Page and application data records
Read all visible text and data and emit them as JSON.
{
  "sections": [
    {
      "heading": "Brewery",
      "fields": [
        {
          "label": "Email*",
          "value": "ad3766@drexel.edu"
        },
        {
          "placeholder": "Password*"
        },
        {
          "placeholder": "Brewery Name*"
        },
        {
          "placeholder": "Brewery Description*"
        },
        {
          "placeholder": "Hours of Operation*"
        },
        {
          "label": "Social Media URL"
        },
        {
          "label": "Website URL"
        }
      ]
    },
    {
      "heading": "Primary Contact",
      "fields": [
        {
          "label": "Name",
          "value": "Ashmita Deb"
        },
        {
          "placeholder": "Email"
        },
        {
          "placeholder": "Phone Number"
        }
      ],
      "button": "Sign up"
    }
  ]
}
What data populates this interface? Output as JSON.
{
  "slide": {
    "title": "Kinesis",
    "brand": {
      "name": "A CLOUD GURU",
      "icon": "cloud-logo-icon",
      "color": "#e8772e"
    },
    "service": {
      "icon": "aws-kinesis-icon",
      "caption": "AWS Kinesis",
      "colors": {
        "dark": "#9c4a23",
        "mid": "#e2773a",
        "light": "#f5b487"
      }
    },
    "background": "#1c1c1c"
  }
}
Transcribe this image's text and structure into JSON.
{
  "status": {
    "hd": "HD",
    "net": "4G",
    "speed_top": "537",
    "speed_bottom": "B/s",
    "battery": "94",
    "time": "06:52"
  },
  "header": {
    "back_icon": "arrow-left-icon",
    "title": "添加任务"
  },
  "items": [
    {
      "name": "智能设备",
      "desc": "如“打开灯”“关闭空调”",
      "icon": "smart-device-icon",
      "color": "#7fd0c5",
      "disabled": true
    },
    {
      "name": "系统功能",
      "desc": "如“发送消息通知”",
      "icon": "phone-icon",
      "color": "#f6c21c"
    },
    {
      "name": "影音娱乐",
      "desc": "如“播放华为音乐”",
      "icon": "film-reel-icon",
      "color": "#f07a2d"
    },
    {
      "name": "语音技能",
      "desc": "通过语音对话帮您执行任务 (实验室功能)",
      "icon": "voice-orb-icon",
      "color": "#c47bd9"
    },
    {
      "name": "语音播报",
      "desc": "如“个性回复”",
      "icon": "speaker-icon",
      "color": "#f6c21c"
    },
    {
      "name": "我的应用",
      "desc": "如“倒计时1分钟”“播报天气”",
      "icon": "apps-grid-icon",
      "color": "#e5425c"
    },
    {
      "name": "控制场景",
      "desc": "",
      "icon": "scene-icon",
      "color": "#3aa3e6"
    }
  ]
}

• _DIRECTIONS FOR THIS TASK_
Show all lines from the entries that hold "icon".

• _OUTPUT FOR THIS EXERCISE_
      "icon": "cloud-logo-icon",
      "icon": "aws-kinesis-icon",
    "back_icon": "arrow-left-icon",
      "icon": "smart-device-icon",
      "icon": "phone-icon",
      "icon": "film-reel-icon",
      "icon": "voice-orb-icon",
      "icon": "speaker-icon",
      "icon": "apps-grid-icon",
      "icon": "scene-icon",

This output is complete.